While the small rise in seasonally adjusted new listings suggests that the number of homes coming onto the market may soon begin to edge higher, the number of new listings remains well down from year-ago levels. Barring a sudden unforeseen spike in levels, new listings are likely to remain down from year-ago levels for some time.

Actual (not seasonally adjusted) new listings were down 12.5 per cent compared to the third quarter of 2008 after posting year-over-year decreases in each of the previous quarters. Newfoundland & Labrador is the only province in which new listings were up from year-ago levels.

An increase in sales activity and fewer new listings are drawing down inventories compared to year-ago levels. There were 208,215 homes listed for sale on the MLS® Systems of real estate boards in Canada at the end of September 2009, down 16 per cent from a year earlier. This is the fifth consecutive year-over-year decline in active listings, and the largest decline in more than six years.

Nationally, the number of months of inventory was 4.9 months in September 2009. This is down slightly compared to August, and remains well down from the recessionary peak of 12.8 months in January 2009. The number of months of inventory is the number of months it would take to sell current inventories at the current rate of sales activity.

The seasonally adjusted residential dollar volume for MLS® home sales increased 20 per cent on a quarter-overquarter basis to $42.1 billion in the third quarter of 2009, the highest level on record. New provincial records were also set in British Columbia and Ontario, which propelled the national figure to a new high.

“Monthly sales activity remained on a strong upward trajectory throughout the third quarter in British Columbia, while showing signs that it may be topping out in other provinces,” said CREA Chief Economist Gregory Klump. “On balance, this suggests that national sales activity may be starting to plateau after having climbed rapidly earlier this year.”

“Headline average price increases over the rest of the year are expected to prompt sellers to return to the market after having retreated to the sidelines late last year and earlier this year,” he added. “An increase in new listings will help keep a lid on price increases. Price increases over the rest of 2009 and early next year are likely to reflect declining average prices late last year and earlier this year.”

PLEASE NOTE: The information contained in this news release combines both major market and national MLS® sales information from the previous month. The Canadian Real Estate Association has previously released these separately.

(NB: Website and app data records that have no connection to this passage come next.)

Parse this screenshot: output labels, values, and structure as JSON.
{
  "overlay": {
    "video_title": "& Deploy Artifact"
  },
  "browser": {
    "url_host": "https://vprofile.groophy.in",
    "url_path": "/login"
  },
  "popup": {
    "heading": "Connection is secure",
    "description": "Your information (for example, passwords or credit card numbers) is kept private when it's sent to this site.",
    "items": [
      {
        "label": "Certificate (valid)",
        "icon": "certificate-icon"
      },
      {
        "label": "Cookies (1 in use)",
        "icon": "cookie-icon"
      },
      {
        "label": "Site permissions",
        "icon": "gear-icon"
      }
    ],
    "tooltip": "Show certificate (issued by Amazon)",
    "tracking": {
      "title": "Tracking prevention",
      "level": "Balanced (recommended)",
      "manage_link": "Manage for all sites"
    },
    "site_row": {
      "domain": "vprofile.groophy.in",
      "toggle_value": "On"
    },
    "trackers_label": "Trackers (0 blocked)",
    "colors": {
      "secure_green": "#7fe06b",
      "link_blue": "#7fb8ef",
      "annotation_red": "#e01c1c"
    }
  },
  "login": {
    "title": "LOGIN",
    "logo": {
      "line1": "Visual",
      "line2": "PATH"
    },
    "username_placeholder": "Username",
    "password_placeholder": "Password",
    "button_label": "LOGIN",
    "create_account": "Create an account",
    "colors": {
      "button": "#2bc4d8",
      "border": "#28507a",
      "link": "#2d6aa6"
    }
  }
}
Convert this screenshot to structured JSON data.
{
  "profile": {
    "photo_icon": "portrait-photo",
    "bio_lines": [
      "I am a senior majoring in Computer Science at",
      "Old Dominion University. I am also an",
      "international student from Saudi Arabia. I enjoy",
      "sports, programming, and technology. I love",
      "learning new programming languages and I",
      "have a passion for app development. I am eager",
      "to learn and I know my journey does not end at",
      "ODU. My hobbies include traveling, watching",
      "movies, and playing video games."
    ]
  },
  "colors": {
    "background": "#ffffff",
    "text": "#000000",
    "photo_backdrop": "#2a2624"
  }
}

CREA cautions that average price information can be useful in establishing trends over time, but does not indicate actual prices in centres comprised of widely divergent neighborhoods or account for price differential between geographic areas. Statistical information contained in this report includes all
housing types.

MLS® is a co-operative marketing system used only by Canada’s real estate Boards to ensure maximum exposure of properties listed for sale.

The Canadian Real Estate Association (CREA) is one of Canada’s largest single-industry trade associations, representing more than 96,000 REALTORS® working through more than 100 real estate Boards and Associations. Further information can be found at

Click here for the complete release.

For more information or to arrange an interview, please contact:
Alyson Fair, Publicist
The Canadian Real Estate Association
P: 613-237-7111 or 613-884-1460

Reciprocity Logo The data relating to real estate on this website comes in part from the MLS® Reciprocity program of either the Real Estate Board of Greater Vancouver (REBGV), the Fraser Valley Real Estate Board (FVREB) or the Chilliwack and District Real Estate Board (CADREB). Real estate listings held by participating real estate firms are marked with the MLS® logo and detailed information about the listing includes the name of the listing agent. This representation is based in whole or part on data generated by either the REBGV, the FVREB or the CADREB which assumes no responsibility for its accuracy. The materials contained on this page may not be reproduced without the express written consent of either the REBGV, the FVREB or the CADREB.